Anyway, please review the material and try again: Consider the relationship of his tax proposals to those of Henry George and the politics of that time. Consider the state of the nation during Vietnam War and Senator Gravel's role in that (hint: Pentagon Papers). Consider the Howard Beal factor on primetime Demoncratic [sic] TV.

Dsclaimer: I am not a staff member of Mike Gravel for President. I have no previous affiliation with Senator Gravel. Until the other night, I did not know him at all. Like many people I am amazed and absolutely delighted by what I heard from him that night and since (online)--so impressed I may even be printing T-shirts !

Jason Cunliffe

Moissac, France

Apr 29 2007 - 6:13pm

The Iraqi Refugee Crisis

I have read your article regarding the number of refugees flooding out of their homes. While most of the refugees that are getting attention are the people going to Syria and Jordan, we ignore how many families have to leave their cities as the war snakes thru the country impacting Iraqis that are refugees inside of Iraq.

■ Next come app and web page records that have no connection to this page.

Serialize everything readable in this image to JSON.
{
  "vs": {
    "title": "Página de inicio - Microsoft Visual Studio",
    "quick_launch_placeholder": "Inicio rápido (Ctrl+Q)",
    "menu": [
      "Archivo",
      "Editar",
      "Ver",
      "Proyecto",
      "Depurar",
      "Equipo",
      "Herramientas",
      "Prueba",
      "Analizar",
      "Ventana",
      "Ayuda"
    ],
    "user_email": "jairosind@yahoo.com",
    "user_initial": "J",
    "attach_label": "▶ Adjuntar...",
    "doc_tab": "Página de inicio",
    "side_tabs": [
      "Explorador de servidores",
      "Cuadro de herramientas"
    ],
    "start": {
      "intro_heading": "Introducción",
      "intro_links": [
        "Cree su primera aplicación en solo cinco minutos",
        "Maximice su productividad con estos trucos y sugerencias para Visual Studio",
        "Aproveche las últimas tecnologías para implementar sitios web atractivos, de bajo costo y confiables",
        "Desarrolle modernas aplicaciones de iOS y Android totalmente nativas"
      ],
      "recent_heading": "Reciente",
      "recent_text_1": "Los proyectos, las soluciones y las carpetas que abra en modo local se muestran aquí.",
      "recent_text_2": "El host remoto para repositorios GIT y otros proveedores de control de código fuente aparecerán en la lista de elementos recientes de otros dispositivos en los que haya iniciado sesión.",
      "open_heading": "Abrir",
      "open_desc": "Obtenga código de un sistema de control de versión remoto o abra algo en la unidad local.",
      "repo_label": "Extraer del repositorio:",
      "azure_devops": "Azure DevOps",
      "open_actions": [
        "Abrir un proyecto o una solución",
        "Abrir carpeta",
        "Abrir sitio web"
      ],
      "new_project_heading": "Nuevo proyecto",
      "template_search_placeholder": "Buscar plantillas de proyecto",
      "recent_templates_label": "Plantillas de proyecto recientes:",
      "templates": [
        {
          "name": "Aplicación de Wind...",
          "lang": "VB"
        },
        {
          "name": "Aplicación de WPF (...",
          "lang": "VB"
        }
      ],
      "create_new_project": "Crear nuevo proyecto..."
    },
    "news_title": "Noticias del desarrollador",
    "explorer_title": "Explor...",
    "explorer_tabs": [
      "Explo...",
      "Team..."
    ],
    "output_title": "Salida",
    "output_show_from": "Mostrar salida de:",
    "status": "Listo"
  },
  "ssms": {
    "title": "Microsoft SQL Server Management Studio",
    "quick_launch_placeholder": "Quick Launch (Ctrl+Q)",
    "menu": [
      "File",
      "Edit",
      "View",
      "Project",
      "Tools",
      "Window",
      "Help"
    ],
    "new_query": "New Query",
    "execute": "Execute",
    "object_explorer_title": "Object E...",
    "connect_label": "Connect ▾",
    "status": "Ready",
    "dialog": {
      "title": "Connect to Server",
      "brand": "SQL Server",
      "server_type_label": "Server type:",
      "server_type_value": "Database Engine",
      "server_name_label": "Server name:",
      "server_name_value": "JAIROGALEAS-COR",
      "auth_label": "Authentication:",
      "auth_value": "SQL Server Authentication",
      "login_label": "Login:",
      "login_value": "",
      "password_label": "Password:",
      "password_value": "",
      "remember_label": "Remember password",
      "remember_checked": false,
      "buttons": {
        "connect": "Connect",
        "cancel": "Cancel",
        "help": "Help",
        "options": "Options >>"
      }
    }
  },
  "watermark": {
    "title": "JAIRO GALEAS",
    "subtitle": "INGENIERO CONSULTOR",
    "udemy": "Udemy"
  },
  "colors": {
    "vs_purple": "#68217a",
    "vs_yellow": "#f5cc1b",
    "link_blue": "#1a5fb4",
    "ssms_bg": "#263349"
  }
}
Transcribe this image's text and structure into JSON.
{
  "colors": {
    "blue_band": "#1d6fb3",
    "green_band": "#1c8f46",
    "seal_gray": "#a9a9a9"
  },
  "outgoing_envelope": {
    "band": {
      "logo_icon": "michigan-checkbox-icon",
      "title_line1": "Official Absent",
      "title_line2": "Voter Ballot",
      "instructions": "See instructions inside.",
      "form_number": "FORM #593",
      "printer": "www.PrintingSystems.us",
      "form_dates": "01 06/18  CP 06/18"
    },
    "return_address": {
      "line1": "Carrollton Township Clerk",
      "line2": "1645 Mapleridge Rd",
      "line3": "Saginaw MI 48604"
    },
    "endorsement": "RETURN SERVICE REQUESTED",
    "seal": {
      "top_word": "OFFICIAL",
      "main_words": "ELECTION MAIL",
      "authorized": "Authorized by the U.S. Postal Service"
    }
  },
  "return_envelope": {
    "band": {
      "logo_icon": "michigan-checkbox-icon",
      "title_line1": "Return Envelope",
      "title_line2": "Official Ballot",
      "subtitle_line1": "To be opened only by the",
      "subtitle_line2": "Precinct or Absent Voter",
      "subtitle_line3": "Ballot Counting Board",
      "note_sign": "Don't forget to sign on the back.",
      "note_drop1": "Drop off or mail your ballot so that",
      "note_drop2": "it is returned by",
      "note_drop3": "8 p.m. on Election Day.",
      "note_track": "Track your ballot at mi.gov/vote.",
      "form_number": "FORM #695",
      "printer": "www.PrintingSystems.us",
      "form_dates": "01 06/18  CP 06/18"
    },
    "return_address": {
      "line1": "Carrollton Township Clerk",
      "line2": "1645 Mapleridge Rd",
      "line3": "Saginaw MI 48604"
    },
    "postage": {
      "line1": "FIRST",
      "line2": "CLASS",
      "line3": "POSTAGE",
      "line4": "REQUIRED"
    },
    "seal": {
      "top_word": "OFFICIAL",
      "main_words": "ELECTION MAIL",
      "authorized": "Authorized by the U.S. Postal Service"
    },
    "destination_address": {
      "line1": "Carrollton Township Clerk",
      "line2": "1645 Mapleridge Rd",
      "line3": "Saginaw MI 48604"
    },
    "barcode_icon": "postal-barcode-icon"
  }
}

Another big concern for me personally, as an American citizen, is how my country has the plan to split my Iraqi husband from me in order to send him back. Twenty years is the current ban on his return to our safe home here in Michigan. But as a wife, I will not let my country dictate my marriage. How can we deny political asylum and refugee status to Iraqis in the United States at the same time as we plan to assimilate refugees staying in Syria and Jordan? The plan looks like a show for the world to see how generous the United States is being about this situation. The truth is that these people are getting less than the survivors of Hurricane Katrina in New Orleans...

We conveniently forget that for 30 years Iraqis have been sneaking out of their homeland away from Saddam's regime and reign of terror and making it to the United States, and suddenly our broken immigration laws are trying to send these same people back. How can you send an American womans husband into a war-torn country with nothing to claim in that country? But bring others over here?

We will never do the right thing by these people and for now we should consider ourselves lucky that they are still in "awe" of the USA.

Karen Sitto

Shelby Township, Michigan

Apr 29 2007 - 5:07pm